The aftermath of the Haymarket incident engulfed the country. Eight men, including August Spies, were tried for the death of Officer Degan, and sentenced to death in what all contemporary reports decried as one of the largest miscarriages of justice in a generation. As he was standing on the gallows, August Spies called out to the assembled crowd “The time will come when our silence will be more powerful than the voices you strangle today”, realizing that their loss would spark far more outcry than any rally these men could organize.
On June 26, 1893, Illinois Governor John Peter Altgeld, the governor of Illinois, signed pardons for the three men who had already been executed, calling them victims of “hysteria, packed juries, and a biased judge” and noting that the state “has never discovered who it was that threw the bomb which killed the policeman, and the evidence does not show any connection whatsoever between the defendants and the man who threw it.”
The public, understandably, was furious at the death of these three men, and the division between workers and the government (including the police) continued to rise. Tensions reached a boiling point in 1894, when a general strike against the Pullman Company resulted in the deaths of some thirty strikers and the injuring of over seventy more, when the National Guard was called into to force workers back to their jobs by any means necessary. Terrified that public sentiment would erupt into a nationwide general strike in support of the murdered workers, President Grover Cleveland immediately signed the national holiday known as ‘Labor Day’ into effect. The date was established for the first weekend in September in the hopes of both supporting the Knights of Labor’s original idea, and to separate the day as much as possible from the events in Haymarket and at the Pullman Company.
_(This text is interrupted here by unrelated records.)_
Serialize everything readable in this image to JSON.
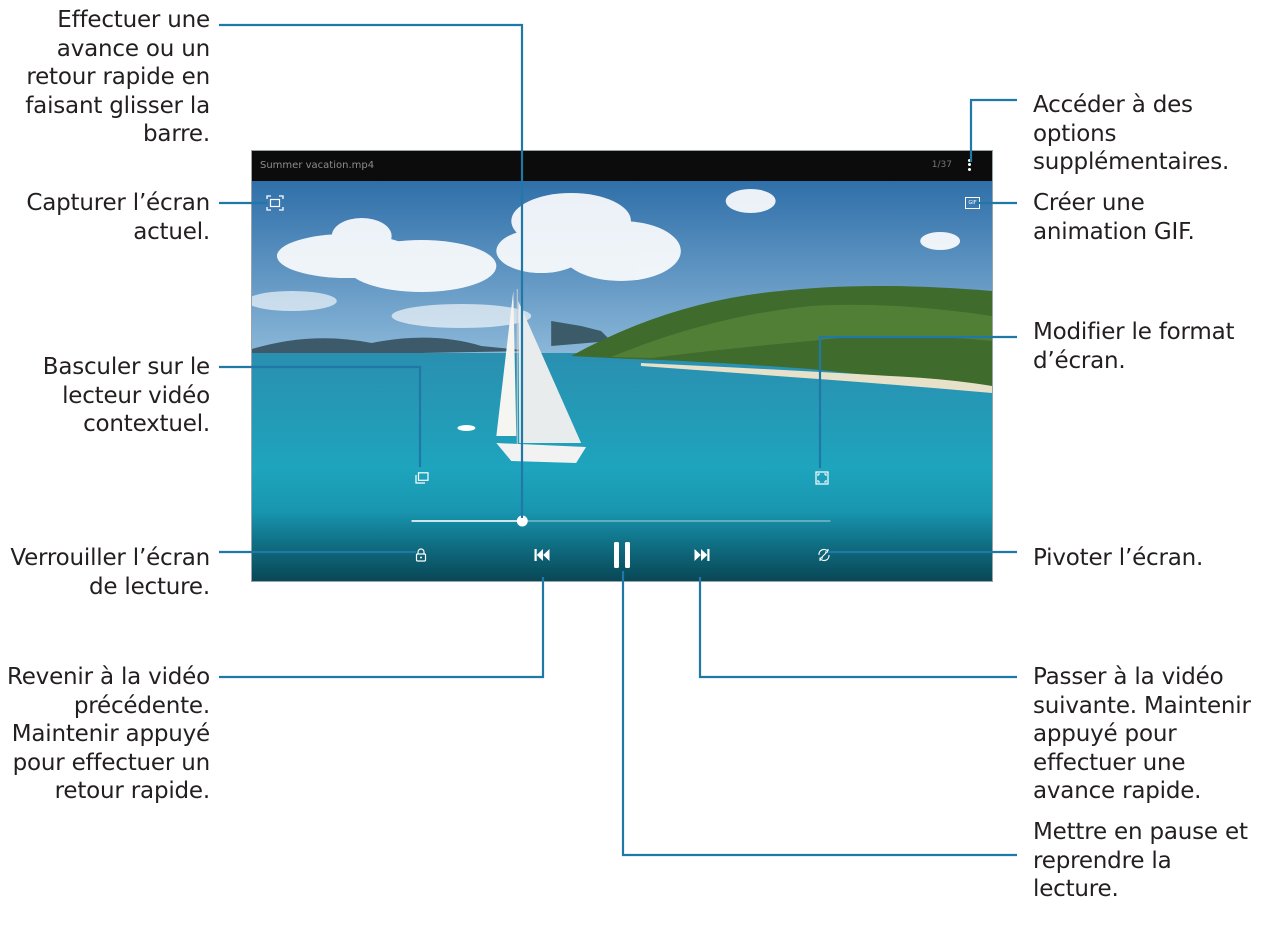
{
  "callouts": {
    "scrub": "Effectuer une\navance ou un\nretour rapide en\nfaisant glisser la\nbarre.",
    "capture": "Capturer l’écran\nactuel.",
    "popup": "Basculer sur le\nlecteur vidéo\ncontextuel.",
    "lock": "Verrouiller l’écran\nde lecture.",
    "previous": "Revenir à la vidéo\nprécédente.\nMaintenir appuyé\npour effectuer un\nretour rapide.",
    "more": "Accéder à des\noptions\nsupplémentaires.",
    "gif": "Créer une\nanimation GIF.",
    "ratio": "Modifier le format\nd’écran.",
    "rotate": "Pivoter l’écran.",
    "next": "Passer à la vidéo\nsuivante. Maintenir\nappuyé pour\neffectuer une\navance rapide.",
    "pause": "Mettre en pause et\nreprendre la\nlecture."
  },
  "player": {
    "title": "Summer vacation.mp4",
    "counter": "1/37",
    "gif_badge": "GIF",
    "progress": 0.27
  },
  "icons": [
    "capture-icon",
    "popup-icon",
    "lock-icon",
    "previous-icon",
    "pause-icon",
    "next-icon",
    "rotate-icon",
    "ratio-icon",
    "gif-icon",
    "more-icon"
  ],
  "colors": {
    "callout_line": "#1f78a5",
    "sea": "#1d9bb3",
    "sky": "#4f8fc2"
  }
}
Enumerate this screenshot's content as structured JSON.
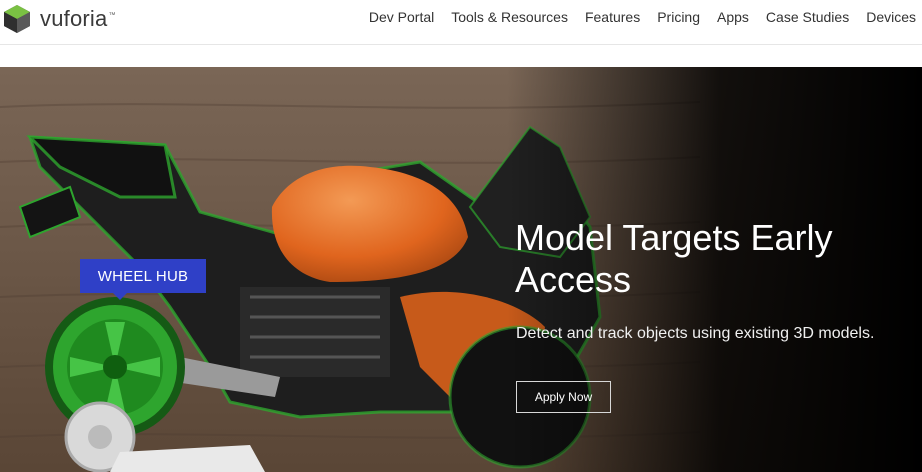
{
  "brand": {
    "name": "vuforia",
    "tm": "™"
  },
  "nav": {
    "items": [
      {
        "label": "Dev Portal"
      },
      {
        "label": "Tools & Resources"
      },
      {
        "label": "Features"
      },
      {
        "label": "Pricing"
      },
      {
        "label": "Apps"
      },
      {
        "label": "Case Studies"
      },
      {
        "label": "Devices"
      }
    ]
  },
  "hero": {
    "headline": "Model Targets Early Access",
    "subtext": "Detect and track objects using existing 3D models.",
    "cta_label": "Apply Now",
    "tag_label": "WHEEL HUB"
  },
  "colors": {
    "tag_blue": "#2f40c7",
    "highlight_green": "#2ea52e",
    "bike_orange": "#e0651e"
  }
}
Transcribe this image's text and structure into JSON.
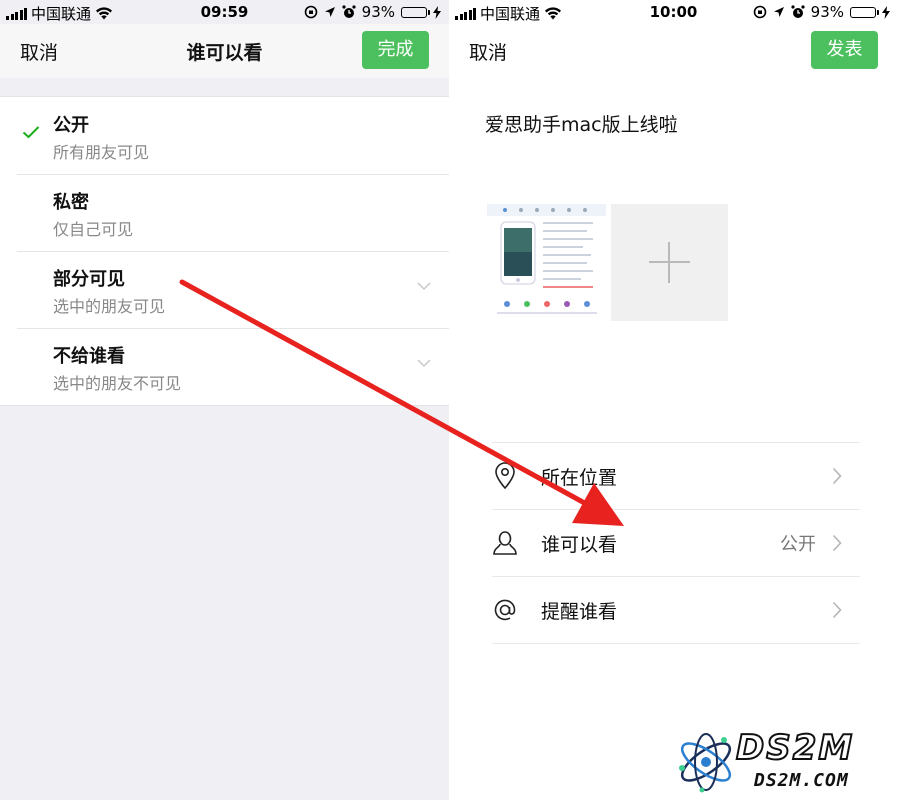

For those interested in learning more about the labor movement, or some later history of labor in the United States, check out some of these titles:
Death in the Haymarket: James Green does an excellent job describing the events at the Haymarket on May 4, 1886, but also puts those events in a much broader context, tying in the international fear over anarchy and communism, as well as the growing class tensions within the United States. He describes the subsequent trials of the eight accused men in minute detail, providing a story that is both educational and exceptionally engrossing.
The Devil is Here in These Hills: West Virginia’s Coal Miners and Their Battle for Freedom: Lest we forget that unions and organized labor don’t just work in cities and industry, James Green also brings us the story of the powerful companies that thrived on the coal mined from the hills of rural West Virginia–and on the backs of men whose lives were cut short by the diseases and physical conditions they developed in the mines. Their battle for civil rights and fair labor laws became a national debate that would change the face of the American legal and labor system forever, and Green tells the story in fascinating detail.
Cradle WIll Rock: This is a sensational film, with a terrific cast, that tells the story of some of the most significant moments in 1930’s labor history in America, including the first performance of Marc Blitzstein’s Cradle Will Rock, the only show ever shut down by the Federal government, partly out of fear that the show would promote ‘Unionism’ at a time when Communist scares were beginning to engulf the country. This is a fun film with a light touch, but a terribly important message, and the exceptionally accurate portrayal of the debut of Cradle Will Rock is simply unforgettable.